(Work to complete): If a line of the data below contains the string "stocked", copy it into your answer.

(Records for this task):
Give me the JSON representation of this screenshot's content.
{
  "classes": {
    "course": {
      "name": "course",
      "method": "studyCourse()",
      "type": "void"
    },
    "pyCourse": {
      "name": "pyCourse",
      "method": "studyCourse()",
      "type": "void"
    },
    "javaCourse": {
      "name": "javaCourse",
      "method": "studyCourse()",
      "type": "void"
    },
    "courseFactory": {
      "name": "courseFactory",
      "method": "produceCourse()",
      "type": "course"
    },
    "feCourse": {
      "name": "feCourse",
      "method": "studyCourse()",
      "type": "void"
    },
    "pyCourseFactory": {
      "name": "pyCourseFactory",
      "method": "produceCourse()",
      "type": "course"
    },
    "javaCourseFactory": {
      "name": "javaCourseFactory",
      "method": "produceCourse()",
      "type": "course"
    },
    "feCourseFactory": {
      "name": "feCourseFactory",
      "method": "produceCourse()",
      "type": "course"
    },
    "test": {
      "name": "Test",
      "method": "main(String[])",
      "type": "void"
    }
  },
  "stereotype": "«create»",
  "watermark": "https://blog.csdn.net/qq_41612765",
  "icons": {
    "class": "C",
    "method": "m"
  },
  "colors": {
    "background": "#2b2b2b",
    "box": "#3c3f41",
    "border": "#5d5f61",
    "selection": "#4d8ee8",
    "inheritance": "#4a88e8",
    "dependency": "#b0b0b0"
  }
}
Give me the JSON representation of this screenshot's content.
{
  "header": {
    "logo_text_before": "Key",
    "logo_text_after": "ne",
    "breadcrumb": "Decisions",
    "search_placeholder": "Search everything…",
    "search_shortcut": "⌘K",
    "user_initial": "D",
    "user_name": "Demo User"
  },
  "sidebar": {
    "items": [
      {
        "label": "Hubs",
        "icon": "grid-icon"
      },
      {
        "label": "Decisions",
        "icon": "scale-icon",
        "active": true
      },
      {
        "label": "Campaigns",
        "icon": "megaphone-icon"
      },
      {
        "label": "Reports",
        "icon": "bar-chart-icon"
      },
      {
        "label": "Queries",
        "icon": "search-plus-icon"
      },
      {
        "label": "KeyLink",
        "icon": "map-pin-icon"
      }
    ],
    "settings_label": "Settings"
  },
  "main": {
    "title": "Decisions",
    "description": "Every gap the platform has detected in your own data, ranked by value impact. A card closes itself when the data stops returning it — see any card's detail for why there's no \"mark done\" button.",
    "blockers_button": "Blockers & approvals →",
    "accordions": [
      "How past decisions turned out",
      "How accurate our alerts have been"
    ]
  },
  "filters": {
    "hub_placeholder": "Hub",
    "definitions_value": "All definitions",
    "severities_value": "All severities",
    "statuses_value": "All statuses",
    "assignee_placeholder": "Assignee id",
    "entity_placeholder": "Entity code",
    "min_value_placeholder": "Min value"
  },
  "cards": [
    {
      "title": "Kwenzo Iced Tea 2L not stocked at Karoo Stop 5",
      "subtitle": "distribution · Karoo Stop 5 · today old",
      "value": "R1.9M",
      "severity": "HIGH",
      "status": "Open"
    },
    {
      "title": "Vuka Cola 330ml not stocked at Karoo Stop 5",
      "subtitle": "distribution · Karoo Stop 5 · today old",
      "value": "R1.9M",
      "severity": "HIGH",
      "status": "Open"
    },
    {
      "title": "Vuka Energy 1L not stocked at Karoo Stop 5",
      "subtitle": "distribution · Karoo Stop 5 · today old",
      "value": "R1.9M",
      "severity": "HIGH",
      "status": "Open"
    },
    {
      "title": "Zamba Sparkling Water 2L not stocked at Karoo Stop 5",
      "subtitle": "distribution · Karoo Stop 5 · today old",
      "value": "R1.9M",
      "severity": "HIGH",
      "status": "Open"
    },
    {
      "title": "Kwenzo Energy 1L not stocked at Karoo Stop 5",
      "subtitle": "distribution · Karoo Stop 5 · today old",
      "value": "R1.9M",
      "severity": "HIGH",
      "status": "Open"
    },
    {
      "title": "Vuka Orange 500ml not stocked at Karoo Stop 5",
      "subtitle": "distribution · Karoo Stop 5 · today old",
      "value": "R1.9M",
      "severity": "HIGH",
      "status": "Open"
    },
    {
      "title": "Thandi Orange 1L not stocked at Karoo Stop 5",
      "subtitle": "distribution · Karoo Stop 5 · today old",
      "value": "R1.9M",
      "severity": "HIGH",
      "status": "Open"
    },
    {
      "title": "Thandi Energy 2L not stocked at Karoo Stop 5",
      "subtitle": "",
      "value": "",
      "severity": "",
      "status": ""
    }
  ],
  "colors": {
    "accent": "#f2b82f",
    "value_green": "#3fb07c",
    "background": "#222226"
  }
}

(Finished exercise):
      "title": "Kwenzo Iced Tea 2L not stocked at Karoo Stop 5",
      "title": "Vuka Cola 330ml not stocked at Karoo Stop 5",
      "title": "Vuka Energy 1L not stocked at Karoo Stop 5",
      "title": "Zamba Sparkling Water 2L not stocked at Karoo Stop 5",
      "title": "Kwenzo Energy 1L not stocked at Karoo Stop 5",
      "title": "Vuka Orange 500ml not stocked at Karoo Stop 5",
      "title": "Thandi Orange 1L not stocked at Karoo Stop 5",
      "title": "Thandi Energy 2L not stocked at Karoo Stop 5",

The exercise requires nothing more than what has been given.